We must mention here that even in today’s violent world, the behavior of the Indian occupation regime in Kashmir is singular in as much as it has enjoyed total impunity. Nor a word of condemnation has been uttered by world powers; not even a call on India to cease and desist from its near-genocidal campaign. This is not merely a case of passivity and inaction; in practical effect, it amounts to abetment and encouragement of murderous tyranny. The matter becomes even more baffling in view of the fact that Kashmir, being the subject of an international dispute, cannot even remotely be regarded as falling within India’s domestic jurisdiction. If tyranny is not condoned inside the territory of a Member State of the United Nations, is there not greater reason for the United Nations to intervene when the territory is one whose disposition is to be determined through a fair vote under the impartial auspices of the world organization?
We are mindful of the fact that the established procedures of the United Nations will not facilitate the speedy intervention that both the humanitarian and the political aspects of the situation in Kashmir call for urgently. However, the minimum that can be done to help bring relief and redress to the people of Kashmir is to dispatch a fact-finding mission headed by a statesman or diplomatist of high international standing to report expeditiously on the situation in Kashmir. Such a mission could visit all parts of Jammu & Kashmir as well as the capitols of both India and Pakistan and verify the truth of allegations from either side.

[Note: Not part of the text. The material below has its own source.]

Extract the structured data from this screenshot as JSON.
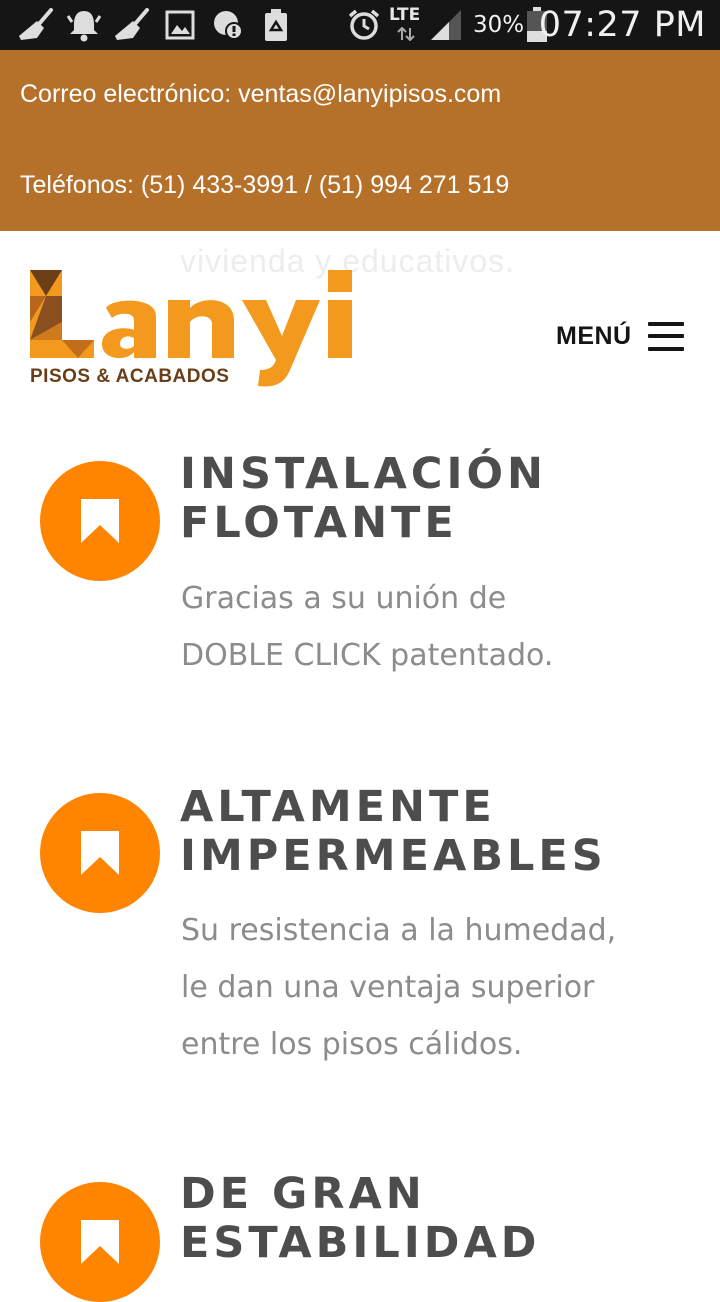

The matter is much too urgent to be relegated to the routine mechanism of the Human Rights Council and the various bodies established to monitor various conventions.
An authoritative pronouncement of Mr. Antonio Guterres, the Secretary-General of the United Nations (contained in the press briefing on August 8, 2019) is pertinent in this context: “The position of the United Nations on this region (Jammu & Kashmir) is governed by the Charter of the United Nations and applicable Security Council resolutions.”
Additionally, we should beg to stress the following:
Many nations have been very firm and leading supporters of peacekeeping by the United Nations. The proposition is now generally accepted that mere peacekeeping – which in the case of Kashmir has meant only the stationing of a military observer Group – doesn’t serve a long-term goal unless it is accompanied by a tangible peace process. No effort to negotiate a solution of a dispute which could take into account the rights of the people of Kashmir itself is being undertaken or has been undertaken for the last three decades.
The people of Kashmir are dismayed by this total apathy on the part of the United Nations when Governments, otherwise sympathetic to human rights situations make statements to the effect that India and Pakistan must resolve the issue on the basis of the Simla Agreement, they disregard the rights and aspirations of the people of Kashmir itself. We recognize that such disregard is not deliberate. Nevertheless, it tells and encourages India to sideline the United Nations and perpetuate its occupation of Kashmir by force.
We trust that the United Nations Secretary-General brings his influence to bear on both India and Pakistan to initiate a peace process with which the United Nations and as well as the leadership of the people of Jammu & Kashmir will be associated so as to ensure that the settlement arrived at will be based on the principles of justice.